There are 19 animals on the World Wildlife Fund’s (WWF) critically endangered list, including three species of rhino, seven primates and four big cats.

The South China tiger, which has not been seen in the wild for more than 25 years and is considered “functionally extinct”, is top of the list.

The South China tiger is “functionally extinct”
Image: REUTERS/Aly Song

While China outlawed tiger hunting in 1979 and declared the South China tiger’s survival a conservation priority in 1995, no existing protected areas are sufficiently large, healthy or undisturbed enough to sustain viable tiger populations, WWF says.

Image: WWF

On the verge of extinction

The list also shows five species that each have fewer than 100 animals left, including the Amur leopard, of which there are only about 60 remaining despite having adapted to life in eastern Russia’s temperate forests.

Meanwhile, the vaquita, a type of porpoise found only in the northern Gulf of California, is also on the verge of extinction, mainly due to getting caught and drowned in gillnets used in illegal fishing operations. WWF estimates there are now fewer than 30 vaquita left.

Mixed fortunes for rhino species

The Javan rhino is also critically endangered and is the most threatened of the five rhino species, with only 58 to 68 individuals left – all of which are thought to live in Ujung Kulon National Park in Java, Indonesia.

Typically killed by trophy hunters during the European colonial period, Javan rhinos also suffer from low genetic diversity and inbreeding, which WWF predicts could make it difficult for the long-term survival of the species.

Despite this, major conservation efforts in recent years have brought back several other species of rhino from the point of extinction, including the black rhino. And while the black rhino is still considered critically endangered, its numbers have doubled from an historic low 20 years ago to between 5,042 and 5,455 today.

Similarly, the southern subspecies of the white rhino, which was thought to be extinct in the late 19th century, has seen numbers surge to between 19,600 and 21,000 today, meaning it is now classified as “near threatened”.

The same, however, cannot be said for its northern cousin. To combat near extinction, the last remaining northern white rhino, Sudan, joined dating app Tinder last year as part of fundraising efforts by conservationists.

Northern white rhinos are close to extinction
Image: REUTERS/Baz Ratner

Creating protected areas

Fortunately, conservation is now a major priority around the world, with some governments taking an active role in protecting animals.

Last year Mexico designated the Revillagigedo Archipelago, located 390 km (242 miles) southeast of the Baja California peninsula, as a marine park, making it the largest ocean reserve in North America.

The park, which is roughly the size of Illinois, is designed for the conservation of giant rays, whales and turtles, including dozens of species endemic to the area.

Meanwhile, the government of the Republic of Chad recently signed a new agreement with African Parks for the management and protection of an expanded territory of critical conservation areas. These include peripheral reserves Siniaka Minia, Bahr-Salamat and adjoining wildlife corridors to create the Greater Zakouma Functional Ecosystem.

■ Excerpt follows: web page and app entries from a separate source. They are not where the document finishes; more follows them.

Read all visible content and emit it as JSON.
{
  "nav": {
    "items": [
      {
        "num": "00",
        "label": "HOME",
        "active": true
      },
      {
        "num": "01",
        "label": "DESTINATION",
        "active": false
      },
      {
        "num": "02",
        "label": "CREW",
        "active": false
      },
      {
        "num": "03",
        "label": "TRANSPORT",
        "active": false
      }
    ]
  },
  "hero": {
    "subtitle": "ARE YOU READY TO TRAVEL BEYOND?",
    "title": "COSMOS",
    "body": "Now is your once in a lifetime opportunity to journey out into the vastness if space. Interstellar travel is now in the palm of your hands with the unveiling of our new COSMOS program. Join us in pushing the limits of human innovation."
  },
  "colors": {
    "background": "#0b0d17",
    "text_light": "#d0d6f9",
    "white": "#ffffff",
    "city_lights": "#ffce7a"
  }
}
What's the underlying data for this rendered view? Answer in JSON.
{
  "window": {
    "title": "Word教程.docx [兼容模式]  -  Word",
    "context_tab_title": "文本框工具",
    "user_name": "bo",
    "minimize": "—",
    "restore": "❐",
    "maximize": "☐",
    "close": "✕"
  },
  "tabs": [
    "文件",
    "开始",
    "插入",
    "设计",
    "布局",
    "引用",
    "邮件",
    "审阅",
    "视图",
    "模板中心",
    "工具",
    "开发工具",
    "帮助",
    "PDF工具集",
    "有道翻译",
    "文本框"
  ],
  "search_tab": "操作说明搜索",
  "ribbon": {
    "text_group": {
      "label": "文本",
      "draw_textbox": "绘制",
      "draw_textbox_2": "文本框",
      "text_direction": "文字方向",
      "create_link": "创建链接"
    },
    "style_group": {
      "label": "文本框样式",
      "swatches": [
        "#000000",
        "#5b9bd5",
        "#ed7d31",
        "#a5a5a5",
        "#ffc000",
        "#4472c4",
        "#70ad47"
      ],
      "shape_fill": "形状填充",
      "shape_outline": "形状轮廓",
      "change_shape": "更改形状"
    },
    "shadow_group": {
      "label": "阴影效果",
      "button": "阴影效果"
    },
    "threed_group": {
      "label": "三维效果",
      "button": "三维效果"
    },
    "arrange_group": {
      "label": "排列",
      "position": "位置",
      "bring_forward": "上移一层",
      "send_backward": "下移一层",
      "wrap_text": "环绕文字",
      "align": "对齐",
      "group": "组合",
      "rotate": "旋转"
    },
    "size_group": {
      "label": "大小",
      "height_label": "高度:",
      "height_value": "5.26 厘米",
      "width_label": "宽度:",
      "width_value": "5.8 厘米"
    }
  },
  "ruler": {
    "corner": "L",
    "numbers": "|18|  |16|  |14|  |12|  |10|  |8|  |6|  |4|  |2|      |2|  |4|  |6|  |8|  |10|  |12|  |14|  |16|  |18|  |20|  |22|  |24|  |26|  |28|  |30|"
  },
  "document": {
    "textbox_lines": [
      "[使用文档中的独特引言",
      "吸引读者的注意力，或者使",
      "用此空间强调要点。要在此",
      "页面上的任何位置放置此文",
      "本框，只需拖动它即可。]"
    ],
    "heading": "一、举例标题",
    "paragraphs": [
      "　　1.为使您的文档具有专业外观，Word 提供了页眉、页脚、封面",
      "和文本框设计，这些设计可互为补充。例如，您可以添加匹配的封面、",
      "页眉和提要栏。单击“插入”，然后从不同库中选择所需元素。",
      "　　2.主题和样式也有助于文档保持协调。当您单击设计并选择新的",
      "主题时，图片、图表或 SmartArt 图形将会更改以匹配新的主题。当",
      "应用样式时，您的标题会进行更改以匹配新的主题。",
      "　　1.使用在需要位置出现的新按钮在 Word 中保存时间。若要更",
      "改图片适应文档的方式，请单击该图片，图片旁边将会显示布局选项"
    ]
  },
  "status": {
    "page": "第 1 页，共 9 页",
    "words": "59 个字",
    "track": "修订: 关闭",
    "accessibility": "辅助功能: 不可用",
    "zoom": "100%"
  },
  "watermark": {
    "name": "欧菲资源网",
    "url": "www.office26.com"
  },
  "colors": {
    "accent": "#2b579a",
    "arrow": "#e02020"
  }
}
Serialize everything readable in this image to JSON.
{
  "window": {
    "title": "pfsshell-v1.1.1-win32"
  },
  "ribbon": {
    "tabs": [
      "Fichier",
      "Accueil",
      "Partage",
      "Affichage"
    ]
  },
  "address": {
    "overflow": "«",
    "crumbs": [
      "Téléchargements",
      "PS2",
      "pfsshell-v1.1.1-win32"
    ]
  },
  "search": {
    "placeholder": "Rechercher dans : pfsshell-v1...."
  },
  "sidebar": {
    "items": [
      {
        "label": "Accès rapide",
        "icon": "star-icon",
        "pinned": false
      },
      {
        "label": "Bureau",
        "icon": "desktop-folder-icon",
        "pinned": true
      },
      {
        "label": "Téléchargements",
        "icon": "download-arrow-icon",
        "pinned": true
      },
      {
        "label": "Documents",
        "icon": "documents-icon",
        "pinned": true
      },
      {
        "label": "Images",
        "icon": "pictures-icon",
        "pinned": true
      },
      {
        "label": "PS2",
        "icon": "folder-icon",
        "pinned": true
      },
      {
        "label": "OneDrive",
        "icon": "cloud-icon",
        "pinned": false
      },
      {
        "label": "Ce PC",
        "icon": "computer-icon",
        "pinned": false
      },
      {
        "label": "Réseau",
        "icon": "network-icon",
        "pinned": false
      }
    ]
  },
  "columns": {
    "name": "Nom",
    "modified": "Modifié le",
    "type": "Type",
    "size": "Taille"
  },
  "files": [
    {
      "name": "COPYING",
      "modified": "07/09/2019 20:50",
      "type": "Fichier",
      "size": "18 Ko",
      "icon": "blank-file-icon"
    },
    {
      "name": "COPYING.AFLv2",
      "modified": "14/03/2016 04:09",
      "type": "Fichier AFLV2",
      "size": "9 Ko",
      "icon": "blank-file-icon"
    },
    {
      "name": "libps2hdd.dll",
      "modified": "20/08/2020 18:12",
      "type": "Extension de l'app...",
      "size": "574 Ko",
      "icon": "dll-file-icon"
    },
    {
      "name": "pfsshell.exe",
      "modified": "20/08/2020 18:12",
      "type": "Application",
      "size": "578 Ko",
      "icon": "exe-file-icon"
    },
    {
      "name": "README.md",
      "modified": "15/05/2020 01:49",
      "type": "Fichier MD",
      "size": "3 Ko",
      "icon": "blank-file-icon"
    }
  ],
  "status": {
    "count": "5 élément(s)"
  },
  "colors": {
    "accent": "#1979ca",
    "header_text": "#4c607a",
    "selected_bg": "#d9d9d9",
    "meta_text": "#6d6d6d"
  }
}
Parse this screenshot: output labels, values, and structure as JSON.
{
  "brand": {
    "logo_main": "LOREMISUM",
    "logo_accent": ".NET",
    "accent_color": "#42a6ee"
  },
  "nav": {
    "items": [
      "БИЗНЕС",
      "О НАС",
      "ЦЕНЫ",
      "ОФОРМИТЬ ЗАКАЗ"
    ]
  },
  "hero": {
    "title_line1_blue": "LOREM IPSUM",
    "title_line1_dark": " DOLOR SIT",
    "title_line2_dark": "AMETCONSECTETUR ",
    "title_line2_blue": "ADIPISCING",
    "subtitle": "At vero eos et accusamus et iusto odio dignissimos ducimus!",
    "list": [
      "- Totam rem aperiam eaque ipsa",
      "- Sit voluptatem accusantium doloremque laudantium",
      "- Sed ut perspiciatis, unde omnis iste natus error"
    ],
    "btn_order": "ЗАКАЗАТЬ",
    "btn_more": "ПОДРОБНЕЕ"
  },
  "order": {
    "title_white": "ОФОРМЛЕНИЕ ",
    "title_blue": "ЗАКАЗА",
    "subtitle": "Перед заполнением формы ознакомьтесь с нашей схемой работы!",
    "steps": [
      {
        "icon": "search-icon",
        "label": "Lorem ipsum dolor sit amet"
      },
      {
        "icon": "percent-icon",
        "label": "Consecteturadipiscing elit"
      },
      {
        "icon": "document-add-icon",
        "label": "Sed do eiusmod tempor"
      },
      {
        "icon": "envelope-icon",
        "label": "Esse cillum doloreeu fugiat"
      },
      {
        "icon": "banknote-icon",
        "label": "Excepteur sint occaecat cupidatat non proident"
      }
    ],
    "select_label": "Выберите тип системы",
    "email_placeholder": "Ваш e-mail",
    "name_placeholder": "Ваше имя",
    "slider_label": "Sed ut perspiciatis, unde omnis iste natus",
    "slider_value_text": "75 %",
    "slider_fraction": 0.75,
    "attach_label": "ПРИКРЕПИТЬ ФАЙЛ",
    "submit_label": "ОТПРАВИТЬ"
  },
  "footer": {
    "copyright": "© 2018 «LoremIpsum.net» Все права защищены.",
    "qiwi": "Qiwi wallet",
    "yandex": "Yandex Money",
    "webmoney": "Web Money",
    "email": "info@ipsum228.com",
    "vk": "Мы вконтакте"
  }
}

More investment is needed

Despite these and other conservation efforts, poorly protected areas remain a serious concern. A new study by WWF of over 100 tiger conservation areas reveals just 13% meet global standards, for instance.

The majority of these sites are in Southeast Asia, where tigers have suffered the most dramatic decline in the past decade, WWF says. According to the report, low investment from governments is one of the main reasons for the lack of management of these protected areas.

“Unless governments commit to sustained investments in the protection of these sites, tiger populations may face the catastrophic decline that they have suffered over the last few decades,” warns Michael Baltzer, chairman of the executive committee of Conservation Assured | Tiger Standards (CA|TS) project.